Good afternoon! I’m excited to be “back to work” this week after being
lazy at the beach all last week with my family. When I say family, I mean throughout the week we had 17 people under one roof. My entire family goes for a week every summer to the Seagrove/Seacrest Beach area. We are enjoying summer and trying to stay cool! I posted this PFG (Performance Fishing Gear) shirt a few weeks ago. I did this for my 13 year old niece. I’m sure she saw it on Pinterest or something! This shirt led me to this post on adjusting fonts in Monogram Wizard Plus to make your monograms BIG. It’s certainly not rocket science, but perhaps you haven’t thought about it much. You can adjust the width of your fonts so that the end result is a big monogram that fills the hoop as much as possible!
Pardon my photos.
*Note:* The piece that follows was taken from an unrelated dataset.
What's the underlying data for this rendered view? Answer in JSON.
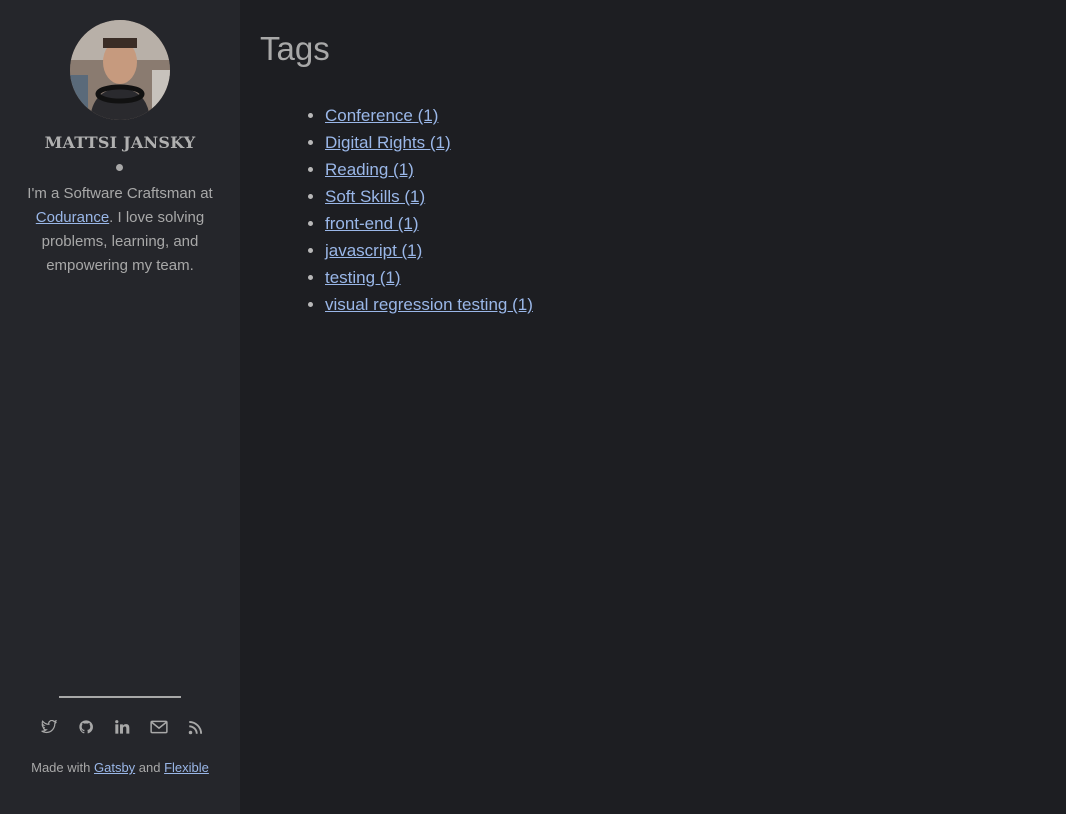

I’m sure there is a screen-capture-something that is easier to use than Prt Sc, then opening and pasting in Paint, blah blah blah. I’ll do my research on that. In the meantime, here are MY screen shots via my camera. This is just a regular monogram done in Monogram Wizard Plus using Kim Single font. As you can see (with your magnifying glass perhaps), the Letter Size is 1.67 and everything else (i.e. boldness, letter width, kerning, etc) is default 100. At Letter Size 1.67, the name turns out to be 2.09″ tall and 7.03″ wide, which would probably fit in your 5×7 hoop just fine. Not too bad, but by adjusting the Letter Width, you can make the name taller which appears bigger even though you are still in the 5×7 hoop.
Here I adjusted the Letter Width to 85 and the Letter Size to 1.95. My name is now 2.45″ tall and 7.02″ wide. Basically what I am doing is making the letters “skinnier” and taller. Width of the name stays about the same to fit in the 5×7 hoop.
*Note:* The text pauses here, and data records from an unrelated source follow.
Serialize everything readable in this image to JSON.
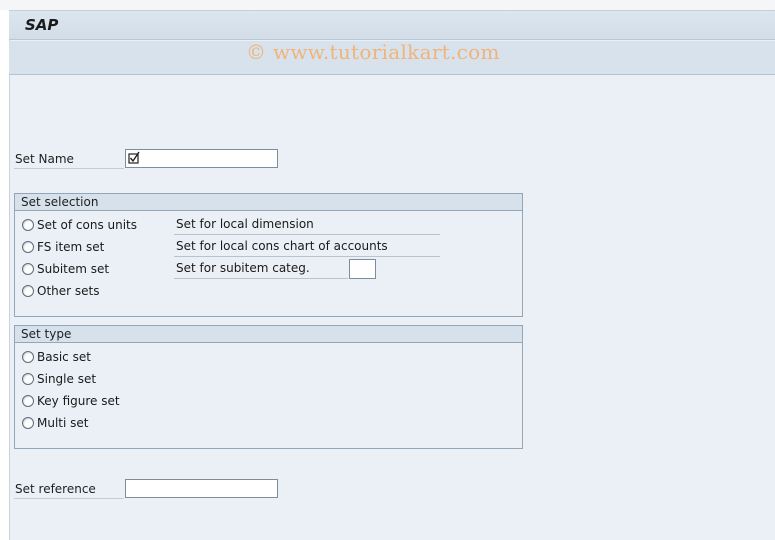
{
  "window": {
    "title": "SAP",
    "watermark": "© www.tutorialkart.com"
  },
  "set_name": {
    "label": "Set Name",
    "value": "",
    "icon": "required-check-icon"
  },
  "set_selection": {
    "title": "Set selection",
    "options": [
      {
        "label": "Set of cons units",
        "description": "Set for local dimension"
      },
      {
        "label": "FS item set",
        "description": "Set for local cons chart of accounts"
      },
      {
        "label": "Subitem set",
        "description": "Set for subitem categ."
      },
      {
        "label": "Other sets",
        "description": ""
      }
    ],
    "subitem_categ_value": ""
  },
  "set_type": {
    "title": "Set type",
    "options": [
      {
        "label": "Basic set"
      },
      {
        "label": "Single set"
      },
      {
        "label": "Key figure set"
      },
      {
        "label": "Multi set"
      }
    ]
  },
  "set_reference": {
    "label": "Set reference",
    "value": ""
  }
}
Here I decreased the Letter Width down to 75 and Letter Size to 2.20. Now my name is 2.77″ tall and 6.99″ wide. By decreasing the Letter Width and increasing the Letter Size, Mallory is now almost 3/4″ taller than what I started out with! With some fonts you can also adjust the Kerning, which makes letters closer together or farther apart. With this particular font I can’t really get them any closer together.
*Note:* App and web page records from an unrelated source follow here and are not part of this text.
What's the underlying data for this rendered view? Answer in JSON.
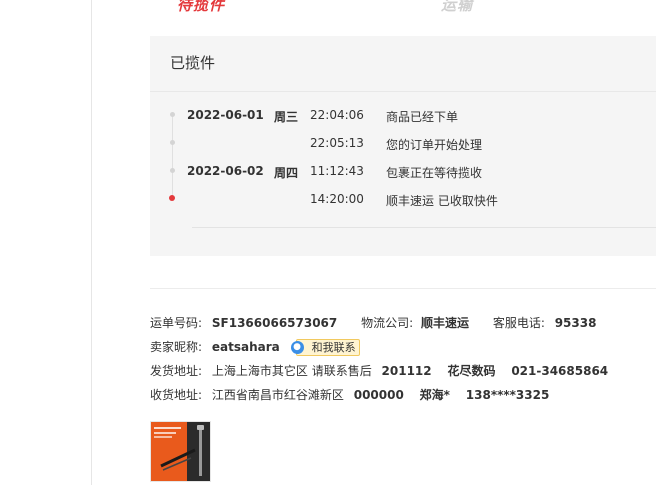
{
  "status_tabs": {
    "pending_pickup": "待揽件",
    "in_transit": "运输"
  },
  "tracking": {
    "current_status": "已揽件",
    "events": [
      {
        "date": "2022-06-01",
        "weekday": "周三",
        "time": "22:04:06",
        "desc": "商品已经下单"
      },
      {
        "date": "",
        "weekday": "",
        "time": "22:05:13",
        "desc": "您的订单开始处理"
      },
      {
        "date": "2022-06-02",
        "weekday": "周四",
        "time": "11:12:43",
        "desc": "包裹正在等待揽收"
      },
      {
        "date": "",
        "weekday": "",
        "time": "14:20:00",
        "desc": "顺丰速运 已收取快件"
      }
    ]
  },
  "shipment": {
    "waybill_label": "运单号码:",
    "waybill_no": "SF1366066573067",
    "carrier_label": "物流公司:",
    "carrier": "顺丰速运",
    "phone_label": "客服电话:",
    "phone": "95338",
    "seller_label": "卖家昵称:",
    "seller": "eatsahara",
    "contact_button": "和我联系",
    "ship_from_label": "发货地址:",
    "ship_from_address": "上海上海市其它区 请联系售后",
    "ship_from_zip": "201112",
    "ship_from_name": "花尽数码",
    "ship_from_phone": "021-34685864",
    "ship_to_label": "收货地址:",
    "ship_to_address": "江西省南昌市红谷滩新区",
    "ship_to_zip": "000000",
    "ship_to_name": "郑海*",
    "ship_to_phone": "138****3325"
  },
  "colors": {
    "accent": "#e4393c",
    "panel_bg": "#f5f5f5"
  },
  "icons": {
    "contact": "chat-bubble-icon",
    "product": "product-thumbnail"
  }
}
You might notice above, the “>” in Mallory (Mallor>y). See THIS POST for an explanation of that! If your letters are spaced unevenly with certain fonts, check out the post!
So now on to another PFG shirt I did for my other niece. I want the monogram as big as I can get it and I want to use my 5×7 hoop. As you can see below, Letter Size is 3.00 and everything else is default. The monogram size at these settings is 6.96″ wide to fit the 7″ wide hoop, and 3.00″ tall. Not bad, but I can get it a little bigger. This is Monogram Wizard Plus “Sydney” font.
Below I adjusted the Letter Width to 85, which “skinnies” up the monogram to 5.85″ wide (still 3″ tall). I can now increase the Letter Size to get the width back up to closer to 7″.
I bumped the Letter Size up to 3.55 (Width is still 85) and now the monogram width is 7.01″ and 3.55″ tall. Bigger!
Below I adjusted my Letter Width a little more, down to 80, and Letter Size up to 3.75. NOW my monogram is 6.96″ wide and 3.75″ tall. By making these adjustments, my monogram went from just 3″ tall to 3.75″ tall. It fills the hoop much better and the monogram will be much bigger on the shirt.
I took a few shots of the shirt as I got it ready to monogram. I marked my center on the back of the shirt (top panel).
These shirts are “vented” so I inserted a piece of cutaway between the top layer I’m monogramming and the “net vent stuff”.
On my 6 needle machine, I hoop with the frame inside the shirt. Again, I’m using cutaway on the inside and I am using water soluble on top (just for extra stabilization). I only had precut squares of the solvy so that’s why you see 2 pieces.
I put the hoop on my machine upside down, so the monogram is rotated upside down and I had to make sure the arm of my machine was inside the 2 layers of shirt! Sorry this part is a little confusing! If you ever try to monogram one of these shirts, this will make sense.
Here is the finished shirt. When finished I unhoop, trim the excess cutaway stabilizer from the inside and then just pull away all the water soluble from the top.
I hope that helps! Again, NOT rocket science with the width/letter size adjustments, but if you are a newbie you may not have realized you could make your monograms a smidge bigger!